- **ACTIVITY**
Leaving out the images, return the data below exactly as it is written.
═══ SUPPLIED DATA ═══
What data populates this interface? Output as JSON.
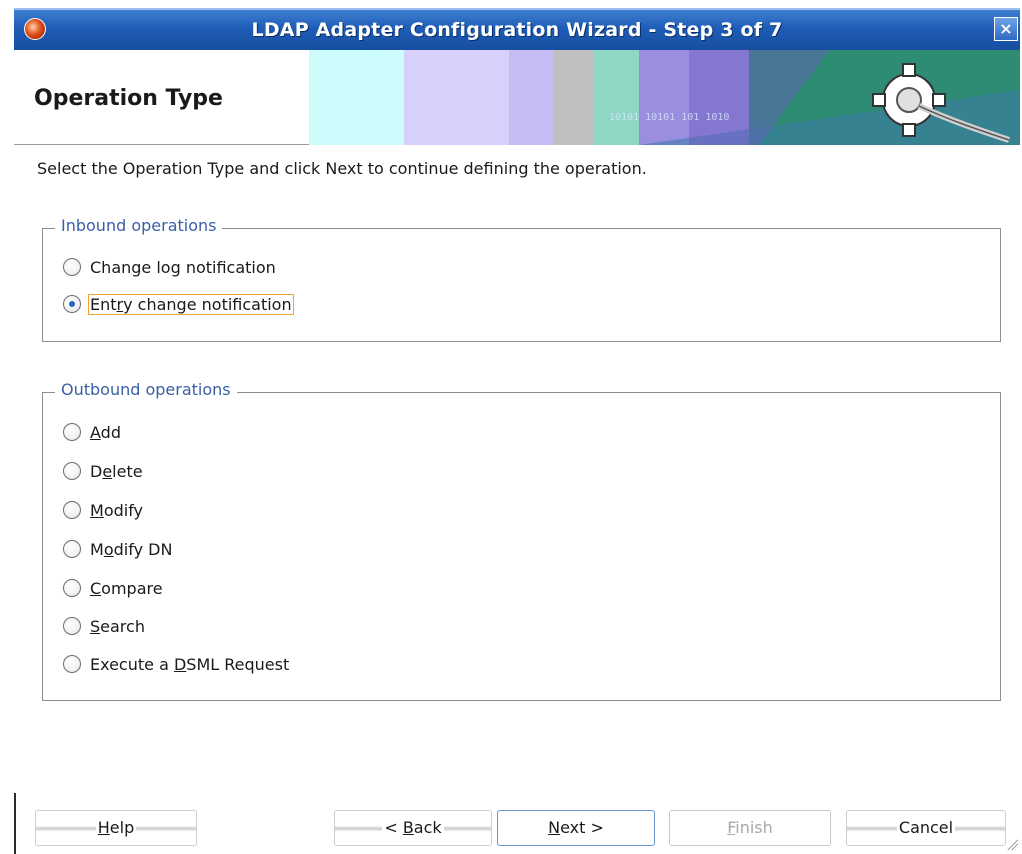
{
  "window": {
    "title": "LDAP Adapter Configuration Wizard - Step 3 of 7",
    "close_glyph": "×"
  },
  "header": {
    "title": "Operation Type",
    "banner_text": "10101 10101 101 1010"
  },
  "instruction": "Select the Operation Type and click Next to continue defining the operation.",
  "inbound": {
    "legend": "Inbound operations",
    "options": [
      {
        "pre": "Chan",
        "mn": "g",
        "post": "e log notification",
        "checked": false
      },
      {
        "pre": "Ent",
        "mn": "r",
        "post": "y change notification",
        "checked": true
      }
    ]
  },
  "outbound": {
    "legend": "Outbound operations",
    "options": [
      {
        "pre": "",
        "mn": "A",
        "post": "dd"
      },
      {
        "pre": "D",
        "mn": "e",
        "post": "lete"
      },
      {
        "pre": "",
        "mn": "M",
        "post": "odify"
      },
      {
        "pre": "M",
        "mn": "o",
        "post": "dify DN"
      },
      {
        "pre": "",
        "mn": "C",
        "post": "ompare"
      },
      {
        "pre": "",
        "mn": "S",
        "post": "earch"
      },
      {
        "pre": "Execute a ",
        "mn": "D",
        "post": "SML Request"
      }
    ]
  },
  "buttons": {
    "help": {
      "pre": "",
      "mn": "H",
      "post": "elp"
    },
    "back": {
      "pre": "< ",
      "mn": "B",
      "post": "ack"
    },
    "next": {
      "pre": "",
      "mn": "N",
      "post": "ext >"
    },
    "finish": {
      "pre": "",
      "mn": "F",
      "post": "inish"
    },
    "cancel": {
      "pre": "",
      "mn": "",
      "post": "Cancel"
    }
  },
  "colors": {
    "titlebar": "#1e5db7",
    "legend": "#3a5fa8",
    "focus_ring": "#f0a23a",
    "default_button_border": "#6c93cf"
  }
}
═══
- **EXERCISE RESPONSE**
What data populates this interface? Output as JSON.
{
  "window": {
    "title": "LDAP Adapter Configuration Wizard - Step 3 of 7",
    "close_glyph": "×"
  },
  "header": {
    "title": "Operation Type",
    "banner_text": "10101 10101 101 1010"
  },
  "instruction": "Select the Operation Type and click Next to continue defining the operation.",
  "inbound": {
    "legend": "Inbound operations",
    "options": [
      {
        "pre": "Chan",
        "mn": "g",
        "post": "e log notification",
        "checked": false
      },
      {
        "pre": "Ent",
        "mn": "r",
        "post": "y change notification",
        "checked": true
      }
    ]
  },
  "outbound": {
    "legend": "Outbound operations",
    "options": [
      {
        "pre": "",
        "mn": "A",
        "post": "dd"
      },
      {
        "pre": "D",
        "mn": "e",
        "post": "lete"
      },
      {
        "pre": "",
        "mn": "M",
        "post": "odify"
      },
      {
        "pre": "M",
        "mn": "o",
        "post": "dify DN"
      },
      {
        "pre": "",
        "mn": "C",
        "post": "ompare"
      },
      {
        "pre": "",
        "mn": "S",
        "post": "earch"
      },
      {
        "pre": "Execute a ",
        "mn": "D",
        "post": "SML Request"
      }
    ]
  },
  "buttons": {
    "help": {
      "pre": "",
      "mn": "H",
      "post": "elp"
    },
    "back": {
      "pre": "< ",
      "mn": "B",
      "post": "ack"
    },
    "next": {
      "pre": "",
      "mn": "N",
      "post": "ext >"
    },
    "finish": {
      "pre": "",
      "mn": "F",
      "post": "inish"
    },
    "cancel": {
      "pre": "",
      "mn": "",
      "post": "Cancel"
    }
  },
  "colors": {
    "titlebar": "#1e5db7",
    "legend": "#3a5fa8",
    "focus_ring": "#f0a23a",
    "default_button_border": "#6c93cf"
  }
}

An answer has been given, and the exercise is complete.